(What to do):
Look through the entries below and return all lines including the word "Портал".
----- Information provided
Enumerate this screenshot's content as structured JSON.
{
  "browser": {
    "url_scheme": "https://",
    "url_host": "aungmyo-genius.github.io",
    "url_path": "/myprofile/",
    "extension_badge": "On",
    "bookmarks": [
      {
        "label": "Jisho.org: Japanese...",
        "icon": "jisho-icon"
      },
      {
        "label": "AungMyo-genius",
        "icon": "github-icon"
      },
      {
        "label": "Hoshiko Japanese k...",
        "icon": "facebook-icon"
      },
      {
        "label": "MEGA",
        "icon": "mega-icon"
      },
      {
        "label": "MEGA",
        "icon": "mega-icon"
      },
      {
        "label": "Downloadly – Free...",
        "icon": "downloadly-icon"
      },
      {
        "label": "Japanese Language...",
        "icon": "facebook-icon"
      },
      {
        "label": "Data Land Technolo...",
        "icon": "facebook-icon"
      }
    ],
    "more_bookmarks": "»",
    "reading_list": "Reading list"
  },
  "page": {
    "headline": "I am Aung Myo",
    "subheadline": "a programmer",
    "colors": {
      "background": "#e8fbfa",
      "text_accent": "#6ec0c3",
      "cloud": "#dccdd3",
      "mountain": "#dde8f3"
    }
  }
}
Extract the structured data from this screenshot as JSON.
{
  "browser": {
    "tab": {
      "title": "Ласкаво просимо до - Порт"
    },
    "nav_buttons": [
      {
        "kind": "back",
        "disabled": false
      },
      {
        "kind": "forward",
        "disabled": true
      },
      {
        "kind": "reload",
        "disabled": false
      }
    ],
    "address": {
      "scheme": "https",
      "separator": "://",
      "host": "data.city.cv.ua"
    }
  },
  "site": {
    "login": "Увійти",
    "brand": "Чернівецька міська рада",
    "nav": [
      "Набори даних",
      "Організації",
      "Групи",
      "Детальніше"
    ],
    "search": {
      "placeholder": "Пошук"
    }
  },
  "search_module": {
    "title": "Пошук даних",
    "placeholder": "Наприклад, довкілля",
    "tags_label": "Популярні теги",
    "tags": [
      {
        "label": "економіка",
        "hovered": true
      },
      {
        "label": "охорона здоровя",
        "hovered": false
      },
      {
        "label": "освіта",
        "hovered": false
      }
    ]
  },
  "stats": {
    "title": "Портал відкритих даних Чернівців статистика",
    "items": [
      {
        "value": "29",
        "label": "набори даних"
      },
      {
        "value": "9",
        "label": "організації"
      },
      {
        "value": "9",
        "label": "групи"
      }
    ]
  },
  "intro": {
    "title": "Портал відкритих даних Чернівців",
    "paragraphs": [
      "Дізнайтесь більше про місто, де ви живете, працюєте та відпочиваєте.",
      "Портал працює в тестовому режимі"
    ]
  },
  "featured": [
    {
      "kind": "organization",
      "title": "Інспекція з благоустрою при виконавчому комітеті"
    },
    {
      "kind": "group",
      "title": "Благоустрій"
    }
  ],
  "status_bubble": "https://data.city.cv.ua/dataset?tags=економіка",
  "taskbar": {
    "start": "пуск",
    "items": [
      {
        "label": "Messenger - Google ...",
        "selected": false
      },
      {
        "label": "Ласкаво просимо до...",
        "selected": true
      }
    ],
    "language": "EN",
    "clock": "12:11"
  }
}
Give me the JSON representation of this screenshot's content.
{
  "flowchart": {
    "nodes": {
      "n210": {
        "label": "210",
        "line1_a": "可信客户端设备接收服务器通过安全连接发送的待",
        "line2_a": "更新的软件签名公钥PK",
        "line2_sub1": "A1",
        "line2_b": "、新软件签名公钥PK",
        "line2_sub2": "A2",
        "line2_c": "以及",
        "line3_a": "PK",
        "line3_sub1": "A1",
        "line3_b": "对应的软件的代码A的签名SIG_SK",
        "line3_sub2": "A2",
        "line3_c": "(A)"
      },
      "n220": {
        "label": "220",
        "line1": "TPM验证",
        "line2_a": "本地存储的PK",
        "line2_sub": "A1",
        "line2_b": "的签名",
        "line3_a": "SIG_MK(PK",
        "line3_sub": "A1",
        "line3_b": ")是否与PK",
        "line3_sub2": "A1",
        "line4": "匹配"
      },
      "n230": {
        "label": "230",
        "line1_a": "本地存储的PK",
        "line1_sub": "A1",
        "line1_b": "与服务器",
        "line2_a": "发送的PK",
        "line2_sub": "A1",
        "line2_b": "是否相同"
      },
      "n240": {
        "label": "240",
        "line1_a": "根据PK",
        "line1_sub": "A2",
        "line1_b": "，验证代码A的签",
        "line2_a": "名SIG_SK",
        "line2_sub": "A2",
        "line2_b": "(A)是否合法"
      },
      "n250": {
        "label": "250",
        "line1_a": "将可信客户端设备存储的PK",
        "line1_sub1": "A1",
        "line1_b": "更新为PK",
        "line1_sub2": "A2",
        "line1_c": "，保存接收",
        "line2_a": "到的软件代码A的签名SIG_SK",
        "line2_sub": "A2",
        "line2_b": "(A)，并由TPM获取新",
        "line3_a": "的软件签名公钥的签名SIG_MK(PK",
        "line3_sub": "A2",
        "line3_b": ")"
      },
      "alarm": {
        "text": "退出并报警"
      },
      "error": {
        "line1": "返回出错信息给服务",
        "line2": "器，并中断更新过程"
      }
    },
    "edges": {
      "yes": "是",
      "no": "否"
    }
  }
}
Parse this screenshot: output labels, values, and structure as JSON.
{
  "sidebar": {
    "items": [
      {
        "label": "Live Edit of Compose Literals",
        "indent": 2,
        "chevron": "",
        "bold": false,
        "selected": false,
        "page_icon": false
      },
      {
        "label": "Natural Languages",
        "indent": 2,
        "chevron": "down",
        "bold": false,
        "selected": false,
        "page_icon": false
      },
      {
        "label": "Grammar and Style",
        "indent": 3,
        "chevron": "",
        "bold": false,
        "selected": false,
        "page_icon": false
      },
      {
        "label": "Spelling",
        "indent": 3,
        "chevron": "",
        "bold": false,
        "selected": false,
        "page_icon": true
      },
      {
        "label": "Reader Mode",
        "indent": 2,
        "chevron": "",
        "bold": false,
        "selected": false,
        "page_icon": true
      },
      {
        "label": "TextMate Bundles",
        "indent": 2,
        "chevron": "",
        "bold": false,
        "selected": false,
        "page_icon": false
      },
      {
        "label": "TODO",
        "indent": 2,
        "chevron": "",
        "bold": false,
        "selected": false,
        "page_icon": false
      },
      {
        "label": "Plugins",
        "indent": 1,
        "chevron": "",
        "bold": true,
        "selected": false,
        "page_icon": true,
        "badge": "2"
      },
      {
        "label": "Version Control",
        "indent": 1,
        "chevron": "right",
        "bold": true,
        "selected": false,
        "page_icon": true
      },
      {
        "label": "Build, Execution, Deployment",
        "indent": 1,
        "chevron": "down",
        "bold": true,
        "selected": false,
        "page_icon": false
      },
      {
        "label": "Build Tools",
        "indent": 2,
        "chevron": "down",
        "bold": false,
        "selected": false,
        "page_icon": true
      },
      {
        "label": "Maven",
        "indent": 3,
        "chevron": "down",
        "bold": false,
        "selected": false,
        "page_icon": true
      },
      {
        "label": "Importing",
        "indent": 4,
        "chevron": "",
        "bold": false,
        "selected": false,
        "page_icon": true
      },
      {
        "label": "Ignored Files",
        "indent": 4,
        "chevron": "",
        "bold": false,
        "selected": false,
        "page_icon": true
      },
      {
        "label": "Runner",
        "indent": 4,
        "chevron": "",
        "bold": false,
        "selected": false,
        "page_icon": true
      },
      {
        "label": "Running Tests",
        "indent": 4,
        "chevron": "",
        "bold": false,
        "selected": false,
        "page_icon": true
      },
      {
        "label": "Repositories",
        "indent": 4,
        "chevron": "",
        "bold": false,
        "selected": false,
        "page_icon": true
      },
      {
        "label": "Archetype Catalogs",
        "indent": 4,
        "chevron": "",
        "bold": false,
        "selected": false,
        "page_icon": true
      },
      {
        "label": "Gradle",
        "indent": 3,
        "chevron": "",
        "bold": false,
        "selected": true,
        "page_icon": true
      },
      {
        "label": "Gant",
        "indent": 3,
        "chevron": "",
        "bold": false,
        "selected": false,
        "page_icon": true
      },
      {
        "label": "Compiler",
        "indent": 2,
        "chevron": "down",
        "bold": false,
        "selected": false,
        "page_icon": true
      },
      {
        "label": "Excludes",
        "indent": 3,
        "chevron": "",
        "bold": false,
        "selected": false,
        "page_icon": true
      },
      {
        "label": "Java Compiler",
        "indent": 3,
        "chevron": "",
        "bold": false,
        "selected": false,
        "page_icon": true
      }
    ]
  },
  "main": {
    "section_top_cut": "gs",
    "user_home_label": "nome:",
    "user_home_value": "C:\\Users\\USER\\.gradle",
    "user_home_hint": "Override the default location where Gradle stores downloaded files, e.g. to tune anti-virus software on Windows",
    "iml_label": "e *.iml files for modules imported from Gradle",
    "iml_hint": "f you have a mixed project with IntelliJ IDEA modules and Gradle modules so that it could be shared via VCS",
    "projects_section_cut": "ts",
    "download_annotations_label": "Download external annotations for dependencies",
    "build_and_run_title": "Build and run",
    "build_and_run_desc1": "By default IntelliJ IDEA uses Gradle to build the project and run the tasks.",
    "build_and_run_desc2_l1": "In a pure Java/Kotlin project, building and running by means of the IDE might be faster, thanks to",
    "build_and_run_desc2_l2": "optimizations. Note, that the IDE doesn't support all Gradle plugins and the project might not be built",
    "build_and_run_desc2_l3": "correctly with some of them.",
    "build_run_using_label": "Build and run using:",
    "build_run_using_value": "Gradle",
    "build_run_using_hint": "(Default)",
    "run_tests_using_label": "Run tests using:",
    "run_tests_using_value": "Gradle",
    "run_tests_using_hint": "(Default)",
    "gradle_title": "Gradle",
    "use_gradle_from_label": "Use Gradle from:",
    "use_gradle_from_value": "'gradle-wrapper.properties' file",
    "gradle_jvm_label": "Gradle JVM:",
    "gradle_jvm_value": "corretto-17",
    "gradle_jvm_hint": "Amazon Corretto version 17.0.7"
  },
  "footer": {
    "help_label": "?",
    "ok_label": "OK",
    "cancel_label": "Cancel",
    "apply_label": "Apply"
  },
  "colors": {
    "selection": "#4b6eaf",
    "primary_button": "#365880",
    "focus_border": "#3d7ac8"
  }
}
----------
(Response to the task):
    "title": "Портал відкритих даних Чернівців статистика",
    "title": "Портал відкритих даних Чернівців",
      "Портал працює в тестовому режимі"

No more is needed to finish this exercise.